You created a twist on the French 75 using this new spirit. Is that something that will be served at Red Rooster?
It’s beyond just [my] restaurant. This is a cocktail that fits any flavor-forward place and also the home bar. The [pandemic] had us cooking more at home, but also making cocktails more at home. When I made this cocktail I wanted something that was just 3-4 steps that people could easily make themselves.
Talk about the relationship between chef and bartender.
I look at all aspects of a restaurant as flavor-based. So when I work with a mixologist or a sommelier I work with them the same way I work with a chef: Here are the different flavors, here is the seasonality to it; let’s hit these notes. To me, it’s essentially all the same. And a lot of bartenders today are former chefs. That started to happen maybe 6-7 years ago. In Scandinavia, where I work also, it’s been going on for an even longer time. Our bartenders there all came from the back of the house.
How would you pair this cocktail with food?
Well, to me, gin is very floral and herbaceous. So I thought of a salad—and whatever we do it has to have fresh herbs in it. That was one part of it. But knowing that you’re going to have raspberry and blackberry notes I wanted to think about fresh summer flavors. If this would have been launched in December, I would have thought more about cinnamon, cardamom and cloves.
So the weather outside plays into the pairing?
Absolutely. And seasonality.
How would you evolve this drink into the fall?
Go into pomegranate [and orchard fruit]. You could probably involve honey, as well—infuse some into a simple syrup.
What’s an ingredient that’s particularly challenging for you to source in New York City?
Ackee…Jamaican ackee—which you can get canned in New York City, but not fresh. Things like that, that are very specific, but I’ve eaten a lot of it. Ackee, for me, can be a great replacement for a scrambled egg. So if you want to do something [vegan] ackee has that texture. Out of the can it’s just not the same.
So the only workaround is just to travel there?
Yes, it’s part of the beauty of cooking and beverage; when you go to places you anticipate certain things and you look forward to that. If I go to Jamaica I want that ackee. If I go to Sweden in June I want rhubarb. Truly take in the culture of food and drink of any place. But always be aware of the seasons. For example, [here in New York] we’re in the height of heirloom tomatoes, watermelon, corn. It’s going to be great for a few weeks. So if you really want it at its best, have it right now!
Have you embraced the plant-based movement that’s gaining steam in high-end dining across the US?
I grew up foraging. In Ethiopia, for basically 200 days of the year [you eat] vegetarian. You only eat meats for big celebrations; special occasions. Animal protein was not really central on the plate for me. I’m working on the Met Gala menu right now and that will be completely vegan. I am excited about the challenge, and evolving, and having something interesting to talk about that’s not the pandemic.

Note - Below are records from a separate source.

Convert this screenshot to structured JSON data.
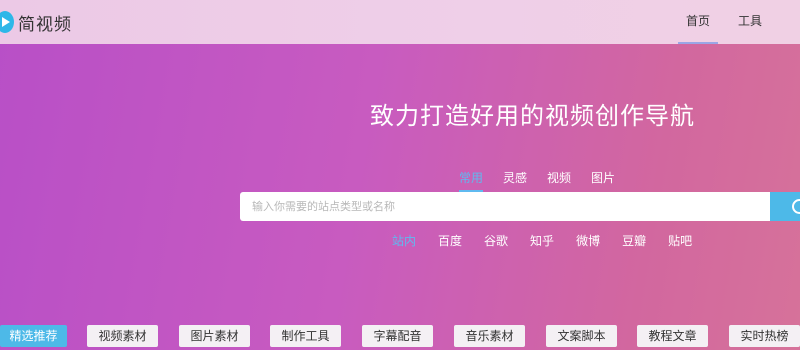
{
  "header": {
    "logo_text": "简视频",
    "nav": [
      {
        "label": "首页"
      },
      {
        "label": "工具"
      }
    ]
  },
  "hero": {
    "title": "致力打造好用的视频创作导航"
  },
  "search": {
    "tabs": [
      {
        "label": "常用"
      },
      {
        "label": "灵感"
      },
      {
        "label": "视频"
      },
      {
        "label": "图片"
      }
    ],
    "placeholder": "输入你需要的站点类型或名称",
    "engines": [
      {
        "label": "站内"
      },
      {
        "label": "百度"
      },
      {
        "label": "谷歌"
      },
      {
        "label": "知乎"
      },
      {
        "label": "微博"
      },
      {
        "label": "豆瓣"
      },
      {
        "label": "贴吧"
      }
    ]
  },
  "categories": [
    {
      "label": "精选推荐"
    },
    {
      "label": "视频素材"
    },
    {
      "label": "图片素材"
    },
    {
      "label": "制作工具"
    },
    {
      "label": "字幕配音"
    },
    {
      "label": "音乐素材"
    },
    {
      "label": "文案脚本"
    },
    {
      "label": "教程文章"
    },
    {
      "label": "实时热榜"
    }
  ],
  "colors": {
    "accent": "#4db9e8",
    "active_tab": "#5fbaf0"
  }
}
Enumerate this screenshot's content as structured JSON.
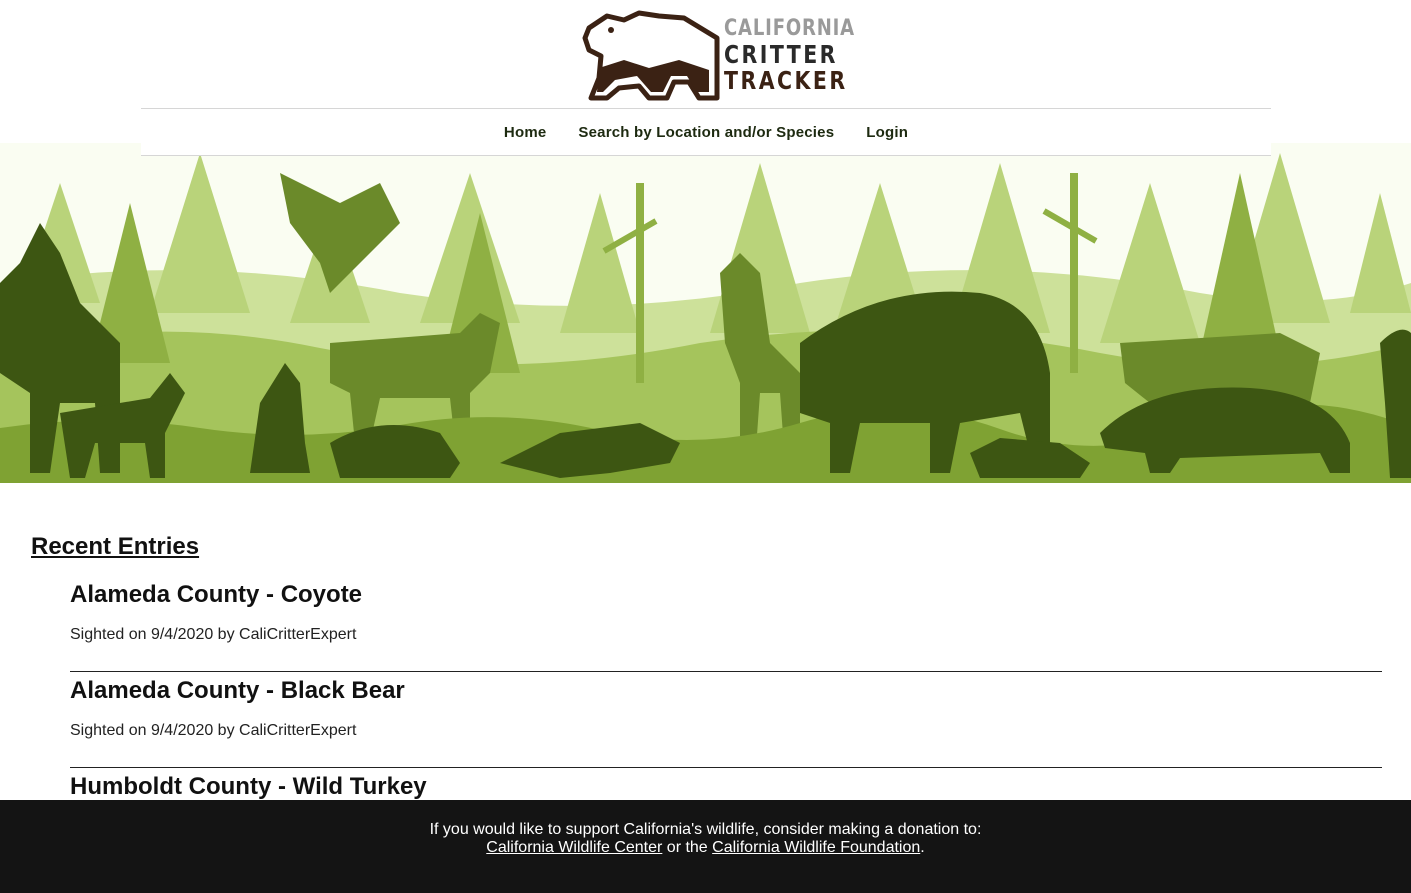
{
  "brand": {
    "line1": "CALIFORNIA",
    "line2": "CRITTER",
    "line3": "TRACKER"
  },
  "nav": {
    "items": [
      {
        "label": "Home"
      },
      {
        "label": "Search by Location and/or Species"
      },
      {
        "label": "Login"
      }
    ]
  },
  "banner": {
    "icon": "wildlife-forest-silhouette-banner",
    "colors": {
      "light": "#b9d37a",
      "mid": "#8fb043",
      "dark": "#5d7c1f",
      "darkest": "#3d5612"
    }
  },
  "main": {
    "heading": "Recent Entries",
    "entries": [
      {
        "title": "Alameda County - Coyote",
        "meta": "Sighted on 9/4/2020 by CaliCritterExpert"
      },
      {
        "title": "Alameda County - Black Bear",
        "meta": "Sighted on 9/4/2020 by CaliCritterExpert"
      },
      {
        "title": "Humboldt County - Wild Turkey",
        "meta": ""
      }
    ]
  },
  "footer": {
    "text": "If you would like to support California's wildlife, consider making a donation to:",
    "link1": "California Wildlife Center",
    "connector": " or the ",
    "link2": "California Wildlife Foundation",
    "end": "."
  }
}
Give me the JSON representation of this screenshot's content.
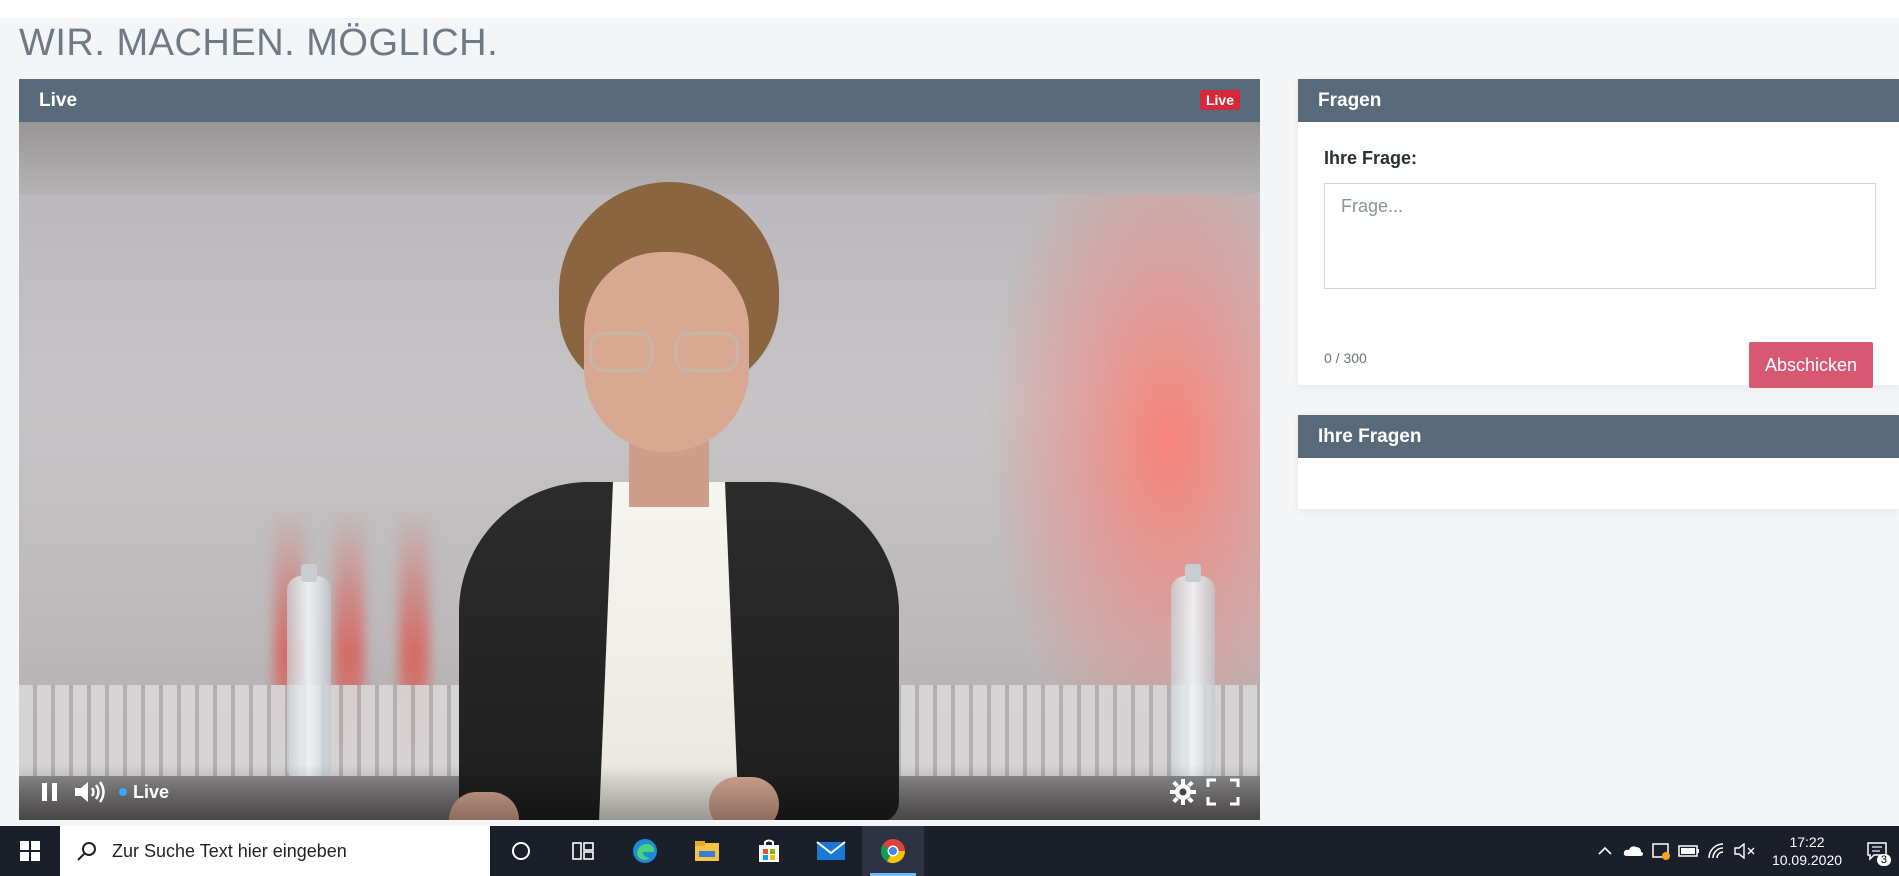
{
  "page": {
    "title": "WIR. MACHEN. MÖGLICH."
  },
  "video": {
    "header_title": "Live",
    "badge": "Live",
    "controls": {
      "live_label": "Live",
      "icons": [
        "pause-icon",
        "volume-icon",
        "settings-icon",
        "fullscreen-icon"
      ]
    }
  },
  "questions": {
    "header_title": "Fragen",
    "label": "Ihre Frage:",
    "placeholder": "Frage...",
    "counter": "0 / 300",
    "submit_label": "Abschicken"
  },
  "my_questions": {
    "header_title": "Ihre Fragen"
  },
  "taskbar": {
    "search_placeholder": "Zur Suche Text hier eingeben",
    "time": "17:22",
    "date": "10.09.2020",
    "notification_count": "3",
    "apps": [
      "cortana-icon",
      "task-view-icon",
      "edge-icon",
      "file-explorer-icon",
      "store-icon",
      "mail-icon",
      "chrome-icon"
    ]
  },
  "colors": {
    "header_bg": "#596b7b",
    "live_badge": "#d6283b",
    "submit_button": "#d65872",
    "title_text": "#6f7a85",
    "taskbar": "#1b1f2a"
  }
}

How has that return been for you?
It’s a humble walk back. We’re still in it. And I’m working on getting my restaurant up to full capacity. I just want to do it with gratitude. I’m grateful to be hanging out with diners again. There’s a different level of appreciation now, because you don’t take anything for granted. We [in the restaurant industry] are creatives and we feed off of each other. We’re not out of it, of course. But to start to see the light at the end of the tunnel is exciting.